═════ Available data ═════
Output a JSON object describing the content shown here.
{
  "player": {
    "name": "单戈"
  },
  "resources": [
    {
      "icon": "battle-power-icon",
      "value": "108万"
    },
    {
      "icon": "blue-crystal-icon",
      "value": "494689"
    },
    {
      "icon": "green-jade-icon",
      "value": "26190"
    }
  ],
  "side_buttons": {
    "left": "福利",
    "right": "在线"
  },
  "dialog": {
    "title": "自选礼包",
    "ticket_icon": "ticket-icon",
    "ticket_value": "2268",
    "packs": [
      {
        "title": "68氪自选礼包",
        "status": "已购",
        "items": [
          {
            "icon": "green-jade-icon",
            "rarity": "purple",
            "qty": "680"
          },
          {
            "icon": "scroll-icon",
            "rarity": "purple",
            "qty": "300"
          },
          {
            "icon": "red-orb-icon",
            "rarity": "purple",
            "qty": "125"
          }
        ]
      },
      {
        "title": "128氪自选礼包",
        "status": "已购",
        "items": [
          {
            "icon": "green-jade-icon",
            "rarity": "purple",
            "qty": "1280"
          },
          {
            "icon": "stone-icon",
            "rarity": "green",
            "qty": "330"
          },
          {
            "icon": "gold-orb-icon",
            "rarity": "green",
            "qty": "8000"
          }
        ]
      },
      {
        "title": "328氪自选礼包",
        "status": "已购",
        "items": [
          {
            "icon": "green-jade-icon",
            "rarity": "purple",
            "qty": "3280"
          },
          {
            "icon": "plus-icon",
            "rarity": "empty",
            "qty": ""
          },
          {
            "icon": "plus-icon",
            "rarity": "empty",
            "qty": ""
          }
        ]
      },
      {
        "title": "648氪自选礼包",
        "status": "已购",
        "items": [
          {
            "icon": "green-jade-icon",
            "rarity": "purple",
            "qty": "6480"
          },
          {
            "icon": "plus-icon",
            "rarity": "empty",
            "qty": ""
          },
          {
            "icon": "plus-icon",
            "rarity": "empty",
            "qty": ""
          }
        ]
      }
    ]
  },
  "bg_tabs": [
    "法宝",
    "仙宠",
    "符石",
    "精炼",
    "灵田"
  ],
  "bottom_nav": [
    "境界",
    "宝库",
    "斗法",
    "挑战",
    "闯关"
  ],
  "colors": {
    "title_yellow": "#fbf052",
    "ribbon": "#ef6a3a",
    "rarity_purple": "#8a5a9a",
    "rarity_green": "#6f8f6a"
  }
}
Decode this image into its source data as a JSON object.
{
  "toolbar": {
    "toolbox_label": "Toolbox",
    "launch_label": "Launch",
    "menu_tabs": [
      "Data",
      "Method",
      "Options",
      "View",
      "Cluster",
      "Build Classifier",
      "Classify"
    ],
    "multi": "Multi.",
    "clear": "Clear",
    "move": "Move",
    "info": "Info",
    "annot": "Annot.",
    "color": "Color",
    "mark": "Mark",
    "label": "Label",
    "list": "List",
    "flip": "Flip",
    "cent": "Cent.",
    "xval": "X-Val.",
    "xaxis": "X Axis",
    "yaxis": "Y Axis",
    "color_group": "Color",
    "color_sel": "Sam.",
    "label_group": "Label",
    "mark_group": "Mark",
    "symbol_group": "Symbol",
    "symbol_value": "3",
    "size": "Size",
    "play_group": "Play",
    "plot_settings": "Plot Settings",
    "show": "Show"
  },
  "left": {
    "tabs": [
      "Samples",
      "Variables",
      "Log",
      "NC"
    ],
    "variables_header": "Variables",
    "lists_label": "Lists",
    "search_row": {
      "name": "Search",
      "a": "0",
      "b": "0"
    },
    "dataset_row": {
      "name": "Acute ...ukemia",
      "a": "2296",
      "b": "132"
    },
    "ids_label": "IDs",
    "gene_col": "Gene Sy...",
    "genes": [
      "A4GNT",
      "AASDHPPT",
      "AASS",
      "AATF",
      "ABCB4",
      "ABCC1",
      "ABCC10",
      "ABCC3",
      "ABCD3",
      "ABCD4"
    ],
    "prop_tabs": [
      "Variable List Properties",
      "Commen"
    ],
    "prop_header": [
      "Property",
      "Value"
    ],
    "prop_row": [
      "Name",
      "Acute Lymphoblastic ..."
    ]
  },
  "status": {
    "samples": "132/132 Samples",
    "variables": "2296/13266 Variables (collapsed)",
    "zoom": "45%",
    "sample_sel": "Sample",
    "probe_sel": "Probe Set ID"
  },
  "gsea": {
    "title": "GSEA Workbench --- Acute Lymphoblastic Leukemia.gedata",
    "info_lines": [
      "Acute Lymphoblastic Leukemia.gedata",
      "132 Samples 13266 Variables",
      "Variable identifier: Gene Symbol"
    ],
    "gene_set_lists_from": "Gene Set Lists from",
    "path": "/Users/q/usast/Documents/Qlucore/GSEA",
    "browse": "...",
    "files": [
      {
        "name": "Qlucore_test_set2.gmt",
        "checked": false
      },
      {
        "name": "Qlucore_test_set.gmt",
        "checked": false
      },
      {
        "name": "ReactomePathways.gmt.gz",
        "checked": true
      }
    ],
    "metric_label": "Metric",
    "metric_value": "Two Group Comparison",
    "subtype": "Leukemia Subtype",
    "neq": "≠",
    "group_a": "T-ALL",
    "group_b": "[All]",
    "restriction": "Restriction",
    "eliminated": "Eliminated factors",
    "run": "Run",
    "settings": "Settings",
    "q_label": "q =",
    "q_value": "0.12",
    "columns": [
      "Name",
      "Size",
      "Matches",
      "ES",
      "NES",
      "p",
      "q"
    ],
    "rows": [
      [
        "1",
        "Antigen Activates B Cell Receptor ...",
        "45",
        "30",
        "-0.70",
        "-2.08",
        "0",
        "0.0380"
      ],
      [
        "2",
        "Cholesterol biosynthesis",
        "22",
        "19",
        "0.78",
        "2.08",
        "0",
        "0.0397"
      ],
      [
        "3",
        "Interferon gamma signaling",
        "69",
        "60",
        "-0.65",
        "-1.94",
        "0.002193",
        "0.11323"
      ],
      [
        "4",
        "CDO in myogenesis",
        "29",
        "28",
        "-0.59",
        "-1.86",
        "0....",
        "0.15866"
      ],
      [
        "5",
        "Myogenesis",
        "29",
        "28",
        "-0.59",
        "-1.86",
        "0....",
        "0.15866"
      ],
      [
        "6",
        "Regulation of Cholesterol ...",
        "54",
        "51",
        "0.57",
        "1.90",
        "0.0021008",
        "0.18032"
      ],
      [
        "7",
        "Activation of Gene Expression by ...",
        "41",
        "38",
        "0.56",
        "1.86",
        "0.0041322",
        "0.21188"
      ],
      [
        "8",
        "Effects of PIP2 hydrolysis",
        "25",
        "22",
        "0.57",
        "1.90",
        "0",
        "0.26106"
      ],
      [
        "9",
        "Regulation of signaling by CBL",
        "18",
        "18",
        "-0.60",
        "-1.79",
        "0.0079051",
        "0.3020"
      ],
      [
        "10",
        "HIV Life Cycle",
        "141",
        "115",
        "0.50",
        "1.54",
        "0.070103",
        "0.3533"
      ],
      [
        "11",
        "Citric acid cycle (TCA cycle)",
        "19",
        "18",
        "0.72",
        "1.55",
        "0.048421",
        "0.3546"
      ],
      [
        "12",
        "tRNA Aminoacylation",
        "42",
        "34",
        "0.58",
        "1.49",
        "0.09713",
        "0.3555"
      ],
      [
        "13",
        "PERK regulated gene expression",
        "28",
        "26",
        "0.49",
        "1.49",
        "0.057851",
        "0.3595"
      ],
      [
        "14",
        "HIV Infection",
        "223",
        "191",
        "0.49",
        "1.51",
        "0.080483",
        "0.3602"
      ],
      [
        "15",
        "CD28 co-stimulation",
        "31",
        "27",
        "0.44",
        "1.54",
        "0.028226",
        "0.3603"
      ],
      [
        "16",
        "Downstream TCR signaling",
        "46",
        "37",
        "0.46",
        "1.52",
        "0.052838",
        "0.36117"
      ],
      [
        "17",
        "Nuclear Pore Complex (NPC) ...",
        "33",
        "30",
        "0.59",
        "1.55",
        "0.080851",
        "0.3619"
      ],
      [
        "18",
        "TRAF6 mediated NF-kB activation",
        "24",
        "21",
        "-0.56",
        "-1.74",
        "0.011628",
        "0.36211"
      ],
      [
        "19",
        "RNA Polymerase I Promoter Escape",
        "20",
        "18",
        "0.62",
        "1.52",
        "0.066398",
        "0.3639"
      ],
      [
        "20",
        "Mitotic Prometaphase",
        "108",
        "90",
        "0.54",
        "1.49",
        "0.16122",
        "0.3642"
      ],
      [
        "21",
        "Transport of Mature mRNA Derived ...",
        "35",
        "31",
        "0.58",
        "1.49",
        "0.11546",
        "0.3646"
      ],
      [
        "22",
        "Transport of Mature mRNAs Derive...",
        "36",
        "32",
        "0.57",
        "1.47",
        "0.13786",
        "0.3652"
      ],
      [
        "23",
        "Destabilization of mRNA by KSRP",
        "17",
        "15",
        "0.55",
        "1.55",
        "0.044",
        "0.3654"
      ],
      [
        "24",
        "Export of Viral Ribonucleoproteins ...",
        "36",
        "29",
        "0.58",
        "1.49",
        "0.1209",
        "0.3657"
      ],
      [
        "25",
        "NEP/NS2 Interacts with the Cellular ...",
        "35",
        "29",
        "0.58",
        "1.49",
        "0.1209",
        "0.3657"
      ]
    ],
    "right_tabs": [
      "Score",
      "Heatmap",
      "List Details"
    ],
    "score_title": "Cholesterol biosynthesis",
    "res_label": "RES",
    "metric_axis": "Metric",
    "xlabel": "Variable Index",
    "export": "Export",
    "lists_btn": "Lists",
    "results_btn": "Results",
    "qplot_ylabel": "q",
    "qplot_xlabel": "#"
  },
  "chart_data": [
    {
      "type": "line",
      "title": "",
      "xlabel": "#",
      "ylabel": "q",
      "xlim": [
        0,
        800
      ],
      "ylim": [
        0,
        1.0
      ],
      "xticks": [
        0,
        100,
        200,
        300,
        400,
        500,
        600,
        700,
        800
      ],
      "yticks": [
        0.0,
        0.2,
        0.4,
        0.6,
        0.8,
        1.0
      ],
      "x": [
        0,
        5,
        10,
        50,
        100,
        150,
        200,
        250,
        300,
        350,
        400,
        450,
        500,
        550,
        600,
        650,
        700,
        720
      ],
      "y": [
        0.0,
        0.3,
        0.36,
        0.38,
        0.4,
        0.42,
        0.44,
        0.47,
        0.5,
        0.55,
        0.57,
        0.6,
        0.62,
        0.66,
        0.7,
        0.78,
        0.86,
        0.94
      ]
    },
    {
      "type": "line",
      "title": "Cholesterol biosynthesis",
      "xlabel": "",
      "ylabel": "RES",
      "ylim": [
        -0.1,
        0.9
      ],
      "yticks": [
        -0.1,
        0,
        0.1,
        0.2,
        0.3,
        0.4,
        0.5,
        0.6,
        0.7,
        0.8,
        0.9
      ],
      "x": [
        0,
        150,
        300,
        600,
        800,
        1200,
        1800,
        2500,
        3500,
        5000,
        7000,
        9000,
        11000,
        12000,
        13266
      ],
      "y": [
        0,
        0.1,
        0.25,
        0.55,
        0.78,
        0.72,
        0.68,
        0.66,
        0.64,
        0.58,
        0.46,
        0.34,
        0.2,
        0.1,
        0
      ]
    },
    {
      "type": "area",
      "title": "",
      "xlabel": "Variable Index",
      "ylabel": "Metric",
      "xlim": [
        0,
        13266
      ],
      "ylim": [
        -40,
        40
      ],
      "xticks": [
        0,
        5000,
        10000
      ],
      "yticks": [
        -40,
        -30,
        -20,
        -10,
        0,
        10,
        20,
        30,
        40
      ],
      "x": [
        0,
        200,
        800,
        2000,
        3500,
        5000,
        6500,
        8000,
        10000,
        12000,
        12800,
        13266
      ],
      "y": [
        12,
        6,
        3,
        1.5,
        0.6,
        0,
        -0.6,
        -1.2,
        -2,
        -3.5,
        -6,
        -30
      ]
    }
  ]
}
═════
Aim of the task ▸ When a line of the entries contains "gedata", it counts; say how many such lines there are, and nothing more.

Result below ▸ 2